- **Dataset**
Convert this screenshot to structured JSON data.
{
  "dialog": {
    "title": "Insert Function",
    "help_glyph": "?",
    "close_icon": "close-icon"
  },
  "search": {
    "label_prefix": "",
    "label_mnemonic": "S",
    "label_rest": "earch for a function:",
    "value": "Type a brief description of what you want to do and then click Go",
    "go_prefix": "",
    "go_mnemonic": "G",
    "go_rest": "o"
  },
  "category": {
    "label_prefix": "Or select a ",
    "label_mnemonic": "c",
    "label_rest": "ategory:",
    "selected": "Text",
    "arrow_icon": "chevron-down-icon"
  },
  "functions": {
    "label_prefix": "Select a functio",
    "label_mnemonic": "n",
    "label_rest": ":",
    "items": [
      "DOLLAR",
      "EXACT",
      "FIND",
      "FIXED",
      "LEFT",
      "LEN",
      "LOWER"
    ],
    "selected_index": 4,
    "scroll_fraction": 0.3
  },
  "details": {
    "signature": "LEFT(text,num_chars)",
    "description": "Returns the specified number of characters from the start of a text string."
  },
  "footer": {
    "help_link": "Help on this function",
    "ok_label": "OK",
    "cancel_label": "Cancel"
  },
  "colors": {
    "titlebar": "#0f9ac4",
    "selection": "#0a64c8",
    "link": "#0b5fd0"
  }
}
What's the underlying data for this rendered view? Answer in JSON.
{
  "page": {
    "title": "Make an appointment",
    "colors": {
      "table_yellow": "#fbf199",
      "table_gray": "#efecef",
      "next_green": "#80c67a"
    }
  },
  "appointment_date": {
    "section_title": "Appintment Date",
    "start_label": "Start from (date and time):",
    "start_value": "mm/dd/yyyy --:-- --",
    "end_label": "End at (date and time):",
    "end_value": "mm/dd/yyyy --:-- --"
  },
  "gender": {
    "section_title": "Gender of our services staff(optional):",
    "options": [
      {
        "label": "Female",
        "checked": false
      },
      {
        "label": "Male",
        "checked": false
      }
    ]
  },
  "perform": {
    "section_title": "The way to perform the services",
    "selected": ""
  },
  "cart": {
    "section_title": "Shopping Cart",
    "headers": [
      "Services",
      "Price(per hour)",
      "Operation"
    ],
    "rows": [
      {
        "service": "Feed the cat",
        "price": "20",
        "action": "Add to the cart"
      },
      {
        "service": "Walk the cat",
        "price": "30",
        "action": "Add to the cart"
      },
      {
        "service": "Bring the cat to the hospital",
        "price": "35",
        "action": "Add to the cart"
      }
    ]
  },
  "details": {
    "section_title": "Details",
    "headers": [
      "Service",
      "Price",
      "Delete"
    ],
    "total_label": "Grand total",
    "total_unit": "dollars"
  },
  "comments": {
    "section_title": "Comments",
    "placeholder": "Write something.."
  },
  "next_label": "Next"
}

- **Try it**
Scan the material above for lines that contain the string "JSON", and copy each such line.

- **Task result**
Convert this screenshot to structured JSON data.
What's the underlying data for this rendered view? Answer in JSON.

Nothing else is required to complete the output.